* Task item:
For every entry that follows, return an identical copy.

* Data for this exercise:

● ● ●

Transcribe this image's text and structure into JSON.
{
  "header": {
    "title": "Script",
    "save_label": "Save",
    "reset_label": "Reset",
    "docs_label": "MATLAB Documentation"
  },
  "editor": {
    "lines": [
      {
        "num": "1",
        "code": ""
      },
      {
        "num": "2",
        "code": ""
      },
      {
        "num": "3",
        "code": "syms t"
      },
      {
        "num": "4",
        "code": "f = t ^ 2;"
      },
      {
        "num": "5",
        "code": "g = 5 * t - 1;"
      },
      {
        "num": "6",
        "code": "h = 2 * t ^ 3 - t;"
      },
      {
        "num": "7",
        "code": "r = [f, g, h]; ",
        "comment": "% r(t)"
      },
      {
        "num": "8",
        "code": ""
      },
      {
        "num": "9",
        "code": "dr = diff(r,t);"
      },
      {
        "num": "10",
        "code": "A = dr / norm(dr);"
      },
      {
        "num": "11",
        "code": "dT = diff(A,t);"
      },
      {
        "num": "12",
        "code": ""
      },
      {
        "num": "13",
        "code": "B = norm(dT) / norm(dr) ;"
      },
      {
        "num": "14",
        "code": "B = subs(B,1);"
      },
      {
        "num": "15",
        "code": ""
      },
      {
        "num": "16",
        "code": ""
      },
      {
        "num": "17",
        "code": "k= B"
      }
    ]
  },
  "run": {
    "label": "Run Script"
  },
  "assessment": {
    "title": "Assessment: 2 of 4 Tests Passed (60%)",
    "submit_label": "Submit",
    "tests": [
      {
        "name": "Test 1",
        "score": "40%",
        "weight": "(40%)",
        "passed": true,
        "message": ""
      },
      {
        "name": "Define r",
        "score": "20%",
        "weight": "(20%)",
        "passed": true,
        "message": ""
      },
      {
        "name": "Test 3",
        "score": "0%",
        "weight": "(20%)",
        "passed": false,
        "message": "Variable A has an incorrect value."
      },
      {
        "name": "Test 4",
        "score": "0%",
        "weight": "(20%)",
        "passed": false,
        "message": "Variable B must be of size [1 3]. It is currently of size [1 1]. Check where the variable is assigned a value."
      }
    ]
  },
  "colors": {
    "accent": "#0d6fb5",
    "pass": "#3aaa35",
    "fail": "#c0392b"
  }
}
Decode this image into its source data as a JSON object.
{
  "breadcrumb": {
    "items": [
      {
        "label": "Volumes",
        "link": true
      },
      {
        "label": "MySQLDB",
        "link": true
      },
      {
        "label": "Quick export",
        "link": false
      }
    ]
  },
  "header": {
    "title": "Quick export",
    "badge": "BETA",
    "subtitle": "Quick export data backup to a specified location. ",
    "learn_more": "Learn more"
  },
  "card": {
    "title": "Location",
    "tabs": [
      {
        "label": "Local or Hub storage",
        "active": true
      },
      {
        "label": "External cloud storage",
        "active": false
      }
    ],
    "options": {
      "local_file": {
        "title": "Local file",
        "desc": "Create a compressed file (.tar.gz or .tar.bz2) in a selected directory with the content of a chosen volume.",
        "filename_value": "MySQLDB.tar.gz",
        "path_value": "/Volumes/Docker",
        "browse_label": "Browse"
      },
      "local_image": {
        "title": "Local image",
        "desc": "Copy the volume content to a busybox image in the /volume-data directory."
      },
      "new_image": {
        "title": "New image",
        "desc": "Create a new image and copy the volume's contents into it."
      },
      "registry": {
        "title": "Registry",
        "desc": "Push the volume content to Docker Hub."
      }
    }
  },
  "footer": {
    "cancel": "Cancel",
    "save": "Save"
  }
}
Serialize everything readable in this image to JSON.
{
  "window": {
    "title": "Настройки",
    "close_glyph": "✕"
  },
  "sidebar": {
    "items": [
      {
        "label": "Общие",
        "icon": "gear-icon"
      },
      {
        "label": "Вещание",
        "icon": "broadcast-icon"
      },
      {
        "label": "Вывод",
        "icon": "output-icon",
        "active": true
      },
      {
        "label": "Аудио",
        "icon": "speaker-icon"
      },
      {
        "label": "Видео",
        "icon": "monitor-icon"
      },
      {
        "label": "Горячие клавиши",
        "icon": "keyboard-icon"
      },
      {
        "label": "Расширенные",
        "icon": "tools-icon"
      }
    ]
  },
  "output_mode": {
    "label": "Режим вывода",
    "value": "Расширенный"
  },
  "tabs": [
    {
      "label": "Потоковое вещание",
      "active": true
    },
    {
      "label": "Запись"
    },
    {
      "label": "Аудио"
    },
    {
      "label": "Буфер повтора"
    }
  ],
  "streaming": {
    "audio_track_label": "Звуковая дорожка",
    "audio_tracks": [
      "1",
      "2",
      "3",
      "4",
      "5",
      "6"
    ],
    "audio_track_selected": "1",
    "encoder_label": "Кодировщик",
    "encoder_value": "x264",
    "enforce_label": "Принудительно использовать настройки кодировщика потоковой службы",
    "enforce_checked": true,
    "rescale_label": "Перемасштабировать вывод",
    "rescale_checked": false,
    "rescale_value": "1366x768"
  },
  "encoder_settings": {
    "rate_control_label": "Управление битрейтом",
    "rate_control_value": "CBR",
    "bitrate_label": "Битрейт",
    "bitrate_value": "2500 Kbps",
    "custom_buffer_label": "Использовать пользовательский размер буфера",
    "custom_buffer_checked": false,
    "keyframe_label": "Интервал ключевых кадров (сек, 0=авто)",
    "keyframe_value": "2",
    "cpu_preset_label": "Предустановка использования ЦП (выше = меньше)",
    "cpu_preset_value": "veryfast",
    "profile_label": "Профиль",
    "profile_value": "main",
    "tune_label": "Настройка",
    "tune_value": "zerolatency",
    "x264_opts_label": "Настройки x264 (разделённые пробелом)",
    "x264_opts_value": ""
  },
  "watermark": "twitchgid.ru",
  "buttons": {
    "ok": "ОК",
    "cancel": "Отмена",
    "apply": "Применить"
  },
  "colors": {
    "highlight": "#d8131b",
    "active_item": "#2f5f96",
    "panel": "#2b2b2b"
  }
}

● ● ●

* Your response:
Transcribe this image's text and structure into JSON.
{
  "header": {
    "title": "Script",
    "save_label": "Save",
    "reset_label": "Reset",
    "docs_label": "MATLAB Documentation"
  },
  "editor": {
    "lines": [
      {
        "num": "1",
        "code": ""
      },
      {
        "num": "2",
        "code": ""
      },
      {
        "num": "3",
        "code": "syms t"
      },
      {
        "num": "4",
        "code": "f = t ^ 2;"
      },
      {
        "num": "5",
        "code": "g = 5 * t - 1;"
      },
      {
        "num": "6",
        "code": "h = 2 * t ^ 3 - t;"
      },
      {
        "num": "7",
        "code": "r = [f, g, h]; ",
        "comment": "% r(t)"
      },
      {
        "num": "8",
        "code": ""
      },
      {
        "num": "9",
        "code": "dr = diff(r,t);"
      },
      {
        "num": "10",
        "code": "A = dr / norm(dr);"
      },
      {
        "num": "11",
        "code": "dT = diff(A,t);"
      },
      {
        "num": "12",
        "code": ""
      },
      {
        "num": "13",
        "code": "B = norm(dT) / norm(dr) ;"
      },
      {
        "num": "14",
        "code": "B = subs(B,1);"
      },
      {
        "num": "15",
        "code": ""
      },
      {
        "num": "16",
        "code": ""
      },
      {
        "num": "17",
        "code": "k= B"
      }
    ]
  },
  "run": {
    "label": "Run Script"
  },
  "assessment": {
    "title": "Assessment: 2 of 4 Tests Passed (60%)",
    "submit_label": "Submit",
    "tests": [
      {
        "name": "Test 1",
        "score": "40%",
        "weight": "(40%)",
        "passed": true,
        "message": ""
      },
      {
        "name": "Define r",
        "score": "20%",
        "weight": "(20%)",
        "passed": true,
        "message": ""
      },
      {
        "name": "Test 3",
        "score": "0%",
        "weight": "(20%)",
        "passed": false,
        "message": "Variable A has an incorrect value."
      },
      {
        "name": "Test 4",
        "score": "0%",
        "weight": "(20%)",
        "passed": false,
        "message": "Variable B must be of size [1 3]. It is currently of size [1 1]. Check where the variable is assigned a value."
      }
    ]
  },
  "colors": {
    "accent": "#0d6fb5",
    "pass": "#3aaa35",
    "fail": "#c0392b"
  }
}
Decode this image into its source data as a JSON object.
{
  "breadcrumb": {
    "items": [
      {
        "label": "Volumes",
        "link": true
      },
      {
        "label": "MySQLDB",
        "link": true
      },
      {
        "label": "Quick export",
        "link": false
      }
    ]
  },
  "header": {
    "title": "Quick export",
    "badge": "BETA",
    "subtitle": "Quick export data backup to a specified location. ",
    "learn_more": "Learn more"
  },
  "card": {
    "title": "Location",
    "tabs": [
      {
        "label": "Local or Hub storage",
        "active": true
      },
      {
        "label": "External cloud storage",
        "active": false
      }
    ],
    "options": {
      "local_file": {
        "title": "Local file",
        "desc": "Create a compressed file (.tar.gz or .tar.bz2) in a selected directory with the content of a chosen volume.",
        "filename_value": "MySQLDB.tar.gz",
        "path_value": "/Volumes/Docker",
        "browse_label": "Browse"
      },
      "local_image": {
        "title": "Local image",
        "desc": "Copy the volume content to a busybox image in the /volume-data directory."
      },
      "new_image": {
        "title": "New image",
        "desc": "Create a new image and copy the volume's contents into it."
      },
      "registry": {
        "title": "Registry",
        "desc": "Push the volume content to Docker Hub."
      }
    }
  },
  "footer": {
    "cancel": "Cancel",
    "save": "Save"
  }
}
Serialize everything readable in this image to JSON.
{
  "window": {
    "title": "Настройки",
    "close_glyph": "✕"
  },
  "sidebar": {
    "items": [
      {
        "label": "Общие",
        "icon": "gear-icon"
      },
      {
        "label": "Вещание",
        "icon": "broadcast-icon"
      },
      {
        "label": "Вывод",
        "icon": "output-icon",
        "active": true
      },
      {
        "label": "Аудио",
        "icon": "speaker-icon"
      },
      {
        "label": "Видео",
        "icon": "monitor-icon"
      },
      {
        "label": "Горячие клавиши",
        "icon": "keyboard-icon"
      },
      {
        "label": "Расширенные",
        "icon": "tools-icon"
      }
    ]
  },
  "output_mode": {
    "label": "Режим вывода",
    "value": "Расширенный"
  },
  "tabs": [
    {
      "label": "Потоковое вещание",
      "active": true
    },
    {
      "label": "Запись"
    },
    {
      "label": "Аудио"
    },
    {
      "label": "Буфер повтора"
    }
  ],
  "streaming": {
    "audio_track_label": "Звуковая дорожка",
    "audio_tracks": [
      "1",
      "2",
      "3",
      "4",
      "5",
      "6"
    ],
    "audio_track_selected": "1",
    "encoder_label": "Кодировщик",
    "encoder_value": "x264",
    "enforce_label": "Принудительно использовать настройки кодировщика потоковой службы",
    "enforce_checked": true,
    "rescale_label": "Перемасштабировать вывод",
    "rescale_checked": false,
    "rescale_value": "1366x768"
  },
  "encoder_settings": {
    "rate_control_label": "Управление битрейтом",
    "rate_control_value": "CBR",
    "bitrate_label": "Битрейт",
    "bitrate_value": "2500 Kbps",
    "custom_buffer_label": "Использовать пользовательский размер буфера",
    "custom_buffer_checked": false,
    "keyframe_label": "Интервал ключевых кадров (сек, 0=авто)",
    "keyframe_value": "2",
    "cpu_preset_label": "Предустановка использования ЦП (выше = меньше)",
    "cpu_preset_value": "veryfast",
    "profile_label": "Профиль",
    "profile_value": "main",
    "tune_label": "Настройка",
    "tune_value": "zerolatency",
    "x264_opts_label": "Настройки x264 (разделённые пробелом)",
    "x264_opts_value": ""
  },
  "watermark": "twitchgid.ru",
  "buttons": {
    "ok": "ОК",
    "cancel": "Отмена",
    "apply": "Применить"
  },
  "colors": {
    "highlight": "#d8131b",
    "active_item": "#2f5f96",
    "panel": "#2b2b2b"
  }
}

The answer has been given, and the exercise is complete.